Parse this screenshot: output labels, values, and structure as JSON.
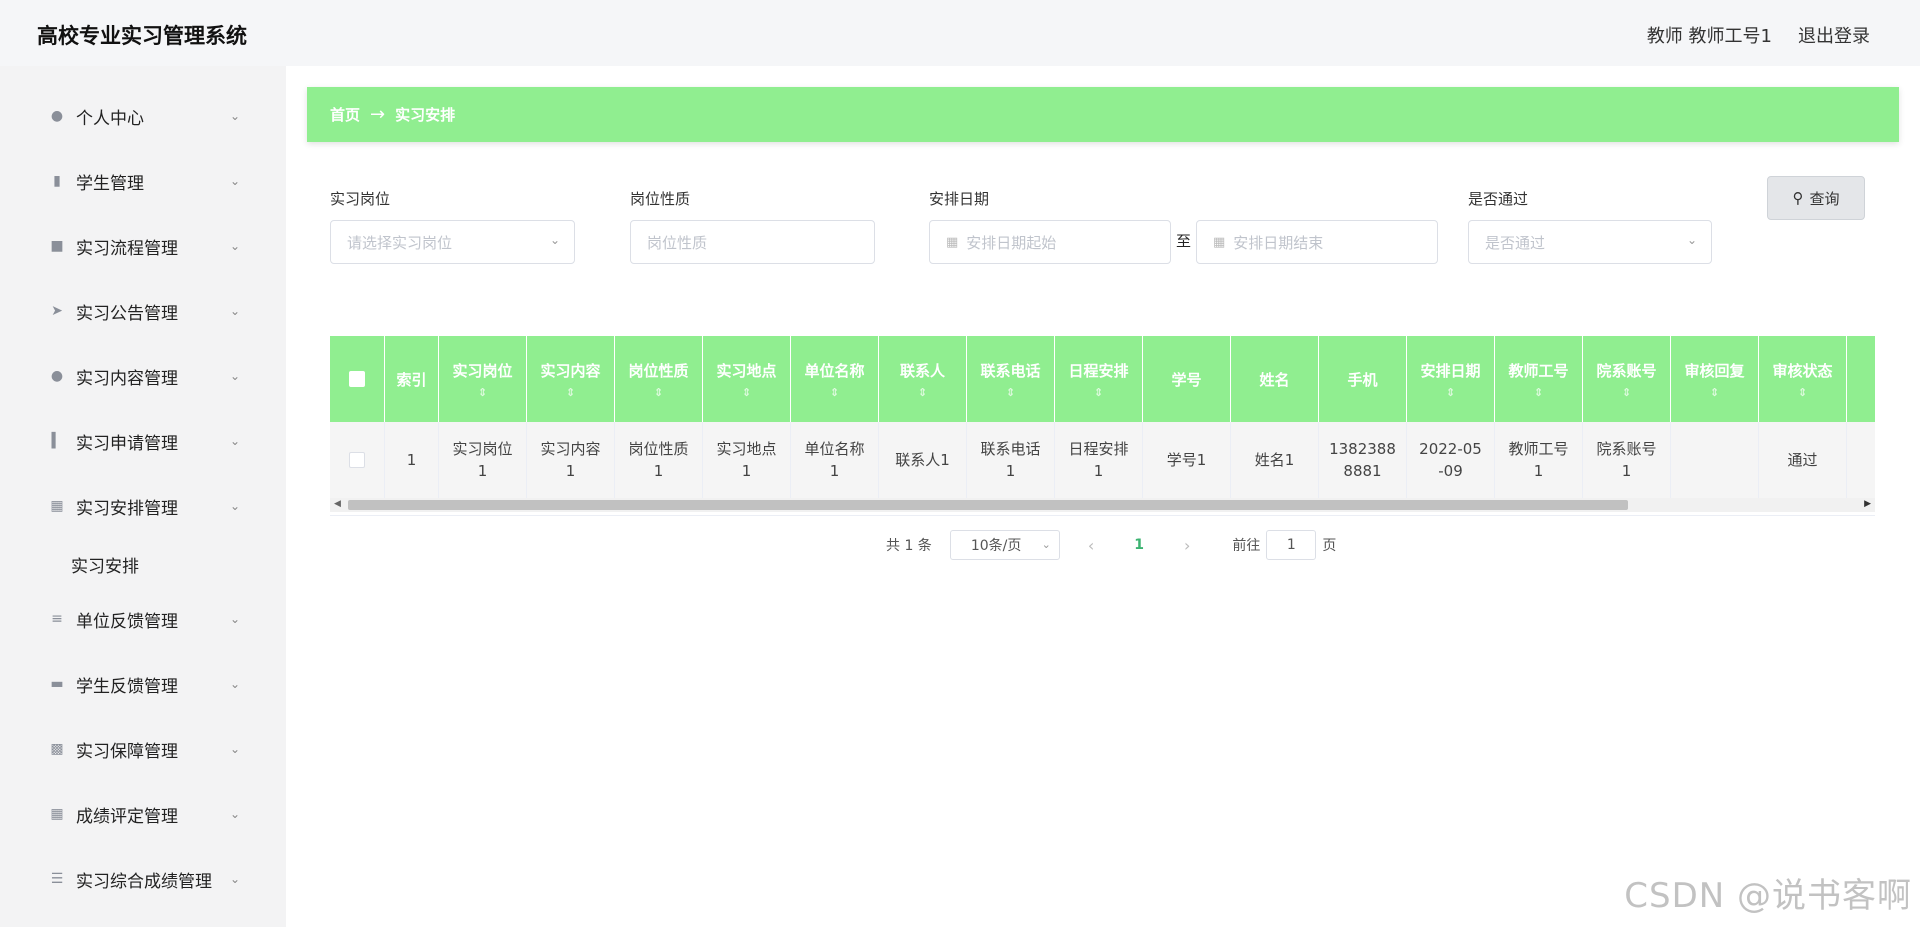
{
  "header": {
    "title": "高校专业实习管理系统",
    "user": "教师 教师工号1",
    "logout": "退出登录"
  },
  "sidebar": {
    "items": [
      {
        "label": "个人中心",
        "icon": "user-icon"
      },
      {
        "label": "学生管理",
        "icon": "clipboard-icon"
      },
      {
        "label": "实习流程管理",
        "icon": "chat-icon"
      },
      {
        "label": "实习公告管理",
        "icon": "send-icon"
      },
      {
        "label": "实习内容管理",
        "icon": "user-icon"
      },
      {
        "label": "实习申请管理",
        "icon": "bar-chart-icon"
      },
      {
        "label": "实习安排管理",
        "icon": "grid-icon"
      },
      {
        "label": "单位反馈管理",
        "icon": "sliders-icon"
      },
      {
        "label": "学生反馈管理",
        "icon": "ticket-icon"
      },
      {
        "label": "实习保障管理",
        "icon": "monitor-icon"
      },
      {
        "label": "成绩评定管理",
        "icon": "grid-icon"
      },
      {
        "label": "实习综合成绩管理",
        "icon": "list-icon"
      }
    ],
    "sub_item": "实习安排"
  },
  "breadcrumb": {
    "home": "首页",
    "separator": "→",
    "current": "实习安排"
  },
  "search": {
    "position_label": "实习岗位",
    "position_placeholder": "请选择实习岗位",
    "nature_label": "岗位性质",
    "nature_placeholder": "岗位性质",
    "date_label": "安排日期",
    "date_start_placeholder": "安排日期起始",
    "date_to": "至",
    "date_end_placeholder": "安排日期结束",
    "passed_label": "是否通过",
    "passed_placeholder": "是否通过",
    "query_button": "查询"
  },
  "table": {
    "columns": [
      "索引",
      "实习岗位",
      "实习内容",
      "岗位性质",
      "实习地点",
      "单位名称",
      "联系人",
      "联系电话",
      "日程安排",
      "学号",
      "姓名",
      "手机",
      "安排日期",
      "教师工号",
      "院系账号",
      "审核回复",
      "审核状态"
    ],
    "rows": [
      [
        "1",
        "实习岗位1",
        "实习内容1",
        "岗位性质1",
        "实习地点1",
        "单位名称1",
        "联系人1",
        "联系电话1",
        "日程安排1",
        "学号1",
        "姓名1",
        "13823888881",
        "2022-05-09",
        "教师工号1",
        "院系账号1",
        "",
        "通过"
      ]
    ]
  },
  "pagination": {
    "total": "共 1 条",
    "page_size": "10条/页",
    "current_page": "1",
    "goto_label": "前往",
    "goto_value": "1",
    "page_suffix": "页"
  },
  "watermark": "CSDN @说书客啊",
  "colors": {
    "accent_green": "#90ee90",
    "active_page": "#3cb371"
  }
}
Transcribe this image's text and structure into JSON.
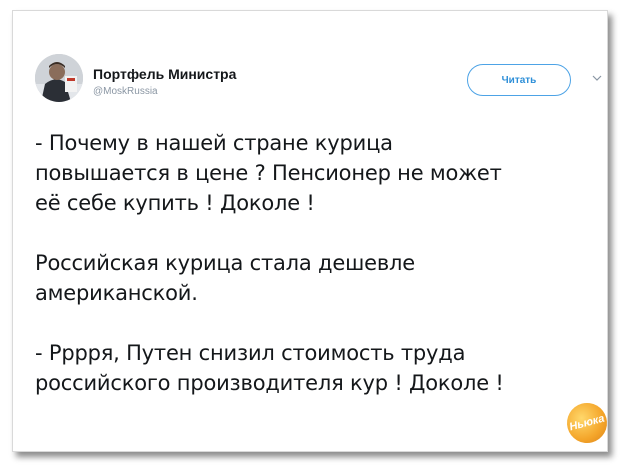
{
  "tweet": {
    "author_name": "Портфель Министра",
    "author_handle": "@MoskRussia",
    "follow_label": "Читать",
    "paragraphs": [
      "- Почему в нашей стране курица\nповышается в цене ? Пенсионер не может\nеё себе купить ! Доколе !",
      "Российская курица стала дешевле\nамериканской.",
      "- Рррря, Путен снизил стоимость труда\nроссийского производителя кур ! Доколе !"
    ]
  },
  "watermark": {
    "text": "Ньюка"
  },
  "icons": {
    "more": "chevron-down-icon",
    "avatar": "avatar"
  },
  "colors": {
    "accent": "#2e8fd8",
    "text": "#14171a",
    "muted": "#8a96a3",
    "watermark": "#f4a52a"
  }
}
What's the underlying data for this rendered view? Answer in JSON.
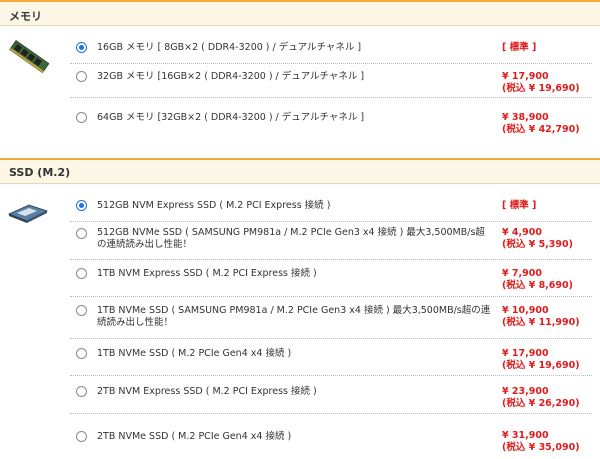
{
  "memory": {
    "title": "メモリ",
    "icon": "ram-module-icon",
    "options": [
      {
        "label": "16GB メモリ [ 8GB×2 ( DDR4-3200 ) / デュアルチャネル ]",
        "selected": true,
        "price": "[ 標準 ]",
        "price_tax": ""
      },
      {
        "label": "32GB メモリ [16GB×2 ( DDR4-3200 ) / デュアルチャネル ]",
        "selected": false,
        "price": "¥ 17,900",
        "price_tax": "(税込 ¥ 19,690)"
      },
      {
        "label": "64GB メモリ [32GB×2 ( DDR4-3200 ) / デュアルチャネル ]",
        "selected": false,
        "price": "¥ 38,900",
        "price_tax": "(税込 ¥ 42,790)"
      }
    ]
  },
  "ssd": {
    "title": "SSD (M.2)",
    "icon": "m2-ssd-icon",
    "options": [
      {
        "label": "512GB NVM Express SSD ( M.2 PCI Express 接続 )",
        "selected": true,
        "price": "[ 標準 ]",
        "price_tax": ""
      },
      {
        "label": "512GB NVMe SSD ( SAMSUNG PM981a / M.2 PCIe Gen3 x4 接続 ) 最大3,500MB/s超の連続読み出し性能！",
        "selected": false,
        "price": "¥ 4,900",
        "price_tax": "(税込 ¥ 5,390)"
      },
      {
        "label": "1TB NVM Express SSD ( M.2 PCI Express 接続 )",
        "selected": false,
        "price": "¥ 7,900",
        "price_tax": "(税込 ¥ 8,690)"
      },
      {
        "label": "1TB NVMe SSD ( SAMSUNG PM981a / M.2 PCIe Gen3 x4 接続 ) 最大3,500MB/s超の連続読み出し性能！",
        "selected": false,
        "price": "¥ 10,900",
        "price_tax": "(税込 ¥ 11,990)"
      },
      {
        "label": "1TB NVMe SSD ( M.2 PCIe Gen4 x4 接続 )",
        "selected": false,
        "price": "¥ 17,900",
        "price_tax": "(税込 ¥ 19,690)"
      },
      {
        "label": "2TB NVM Express SSD ( M.2 PCI Express 接続 )",
        "selected": false,
        "price": "¥ 23,900",
        "price_tax": "(税込 ¥ 26,290)"
      },
      {
        "label": "2TB NVMe SSD ( M.2 PCIe Gen4 x4 接続 )",
        "selected": false,
        "price": "¥ 31,900",
        "price_tax": "(税込 ¥ 35,090)"
      }
    ]
  },
  "colors": {
    "accent": "#f2a93b",
    "header_bg": "#fcf6e6",
    "price": "#e21b1b",
    "radio": "#1a73e8"
  }
}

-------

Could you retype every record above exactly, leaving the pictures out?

Parse this screenshot: output labels, values, and structure as JSON.
{
  "header": {
    "title": "高校专业实习管理系统",
    "user": "教师 教师工号1",
    "logout": "退出登录"
  },
  "sidebar": {
    "items": [
      {
        "label": "个人中心",
        "icon": "user-icon"
      },
      {
        "label": "学生管理",
        "icon": "clipboard-icon"
      },
      {
        "label": "实习流程管理",
        "icon": "chat-icon"
      },
      {
        "label": "实习公告管理",
        "icon": "send-icon"
      },
      {
        "label": "实习内容管理",
        "icon": "user-icon"
      },
      {
        "label": "实习申请管理",
        "icon": "bar-chart-icon"
      },
      {
        "label": "实习安排管理",
        "icon": "grid-icon"
      },
      {
        "label": "单位反馈管理",
        "icon": "sliders-icon"
      },
      {
        "label": "学生反馈管理",
        "icon": "ticket-icon"
      },
      {
        "label": "实习保障管理",
        "icon": "monitor-icon"
      },
      {
        "label": "成绩评定管理",
        "icon": "grid-icon"
      },
      {
        "label": "实习综合成绩管理",
        "icon": "list-icon"
      }
    ],
    "sub_item": "实习安排"
  },
  "breadcrumb": {
    "home": "首页",
    "separator": "→",
    "current": "实习安排"
  },
  "search": {
    "position_label": "实习岗位",
    "position_placeholder": "请选择实习岗位",
    "nature_label": "岗位性质",
    "nature_placeholder": "岗位性质",
    "date_label": "安排日期",
    "date_start_placeholder": "安排日期起始",
    "date_to": "至",
    "date_end_placeholder": "安排日期结束",
    "passed_label": "是否通过",
    "passed_placeholder": "是否通过",
    "query_button": "查询"
  },
  "table": {
    "columns": [
      "索引",
      "实习岗位",
      "实习内容",
      "岗位性质",
      "实习地点",
      "单位名称",
      "联系人",
      "联系电话",
      "日程安排",
      "学号",
      "姓名",
      "手机",
      "安排日期",
      "教师工号",
      "院系账号",
      "审核回复",
      "审核状态"
    ],
    "rows": [
      [
        "1",
        "实习岗位1",
        "实习内容1",
        "岗位性质1",
        "实习地点1",
        "单位名称1",
        "联系人1",
        "联系电话1",
        "日程安排1",
        "学号1",
        "姓名1",
        "13823888881",
        "2022-05-09",
        "教师工号1",
        "院系账号1",
        "",
        "通过"
      ]
    ]
  },
  "pagination": {
    "total": "共 1 条",
    "page_size": "10条/页",
    "current_page": "1",
    "goto_label": "前往",
    "goto_value": "1",
    "page_suffix": "页"
  },
  "watermark": "CSDN @说书客啊",
  "colors": {
    "accent_green": "#90ee90",
    "active_page": "#3cb371"
  }
}
Transcribe this image's text and structure into JSON.
{
  "tweet": {
    "author_name": "Портфель Министра",
    "author_handle": "@MoskRussia",
    "follow_label": "Читать",
    "paragraphs": [
      "- Почему в нашей стране курица\nповышается в цене ? Пенсионер не может\nеё себе купить ! Доколе !",
      "Российская курица стала дешевле\nамериканской.",
      "- Рррря, Путен снизил стоимость труда\nроссийского производителя кур ! Доколе !"
    ]
  },
  "watermark": {
    "text": "Ньюка"
  },
  "icons": {
    "more": "chevron-down-icon",
    "avatar": "avatar"
  },
  "colors": {
    "accent": "#2e8fd8",
    "text": "#14171a",
    "muted": "#8a96a3",
    "watermark": "#f4a52a"
  }
}
What's the underlying data for this rendered view? Answer in JSON.
{
  "memory": {
    "title": "メモリ",
    "icon": "ram-module-icon",
    "options": [
      {
        "label": "16GB メモリ [ 8GB×2 ( DDR4-3200 ) / デュアルチャネル ]",
        "selected": true,
        "price": "[ 標準 ]",
        "price_tax": ""
      },
      {
        "label": "32GB メモリ [16GB×2 ( DDR4-3200 ) / デュアルチャネル ]",
        "selected": false,
        "price": "¥ 17,900",
        "price_tax": "(税込 ¥ 19,690)"
      },
      {
        "label": "64GB メモリ [32GB×2 ( DDR4-3200 ) / デュアルチャネル ]",
        "selected": false,
        "price": "¥ 38,900",
        "price_tax": "(税込 ¥ 42,790)"
      }
    ]
  },
  "ssd": {
    "title": "SSD (M.2)",
    "icon": "m2-ssd-icon",
    "options": [
      {
        "label": "512GB NVM Express SSD ( M.2 PCI Express 接続 )",
        "selected": true,
        "price": "[ 標準 ]",
        "price_tax": ""
      },
      {
        "label": "512GB NVMe SSD ( SAMSUNG PM981a / M.2 PCIe Gen3 x4 接続 ) 最大3,500MB/s超の連続読み出し性能！",
        "selected": false,
        "price": "¥ 4,900",
        "price_tax": "(税込 ¥ 5,390)"
      },
      {
        "label": "1TB NVM Express SSD ( M.2 PCI Express 接続 )",
        "selected": false,
        "price": "¥ 7,900",
        "price_tax": "(税込 ¥ 8,690)"
      },
      {
        "label": "1TB NVMe SSD ( SAMSUNG PM981a / M.2 PCIe Gen3 x4 接続 ) 最大3,500MB/s超の連続読み出し性能！",
        "selected": false,
        "price": "¥ 10,900",
        "price_tax": "(税込 ¥ 11,990)"
      },
      {
        "label": "1TB NVMe SSD ( M.2 PCIe Gen4 x4 接続 )",
        "selected": false,
        "price": "¥ 17,900",
        "price_tax": "(税込 ¥ 19,690)"
      },
      {
        "label": "2TB NVM Express SSD ( M.2 PCI Express 接続 )",
        "selected": false,
        "price": "¥ 23,900",
        "price_tax": "(税込 ¥ 26,290)"
      },
      {
        "label": "2TB NVMe SSD ( M.2 PCIe Gen4 x4 接続 )",
        "selected": false,
        "price": "¥ 31,900",
        "price_tax": "(税込 ¥ 35,090)"
      }
    ]
  },
  "colors": {
    "accent": "#f2a93b",
    "header_bg": "#fcf6e6",
    "price": "#e21b1b",
    "radio": "#1a73e8"
  }
}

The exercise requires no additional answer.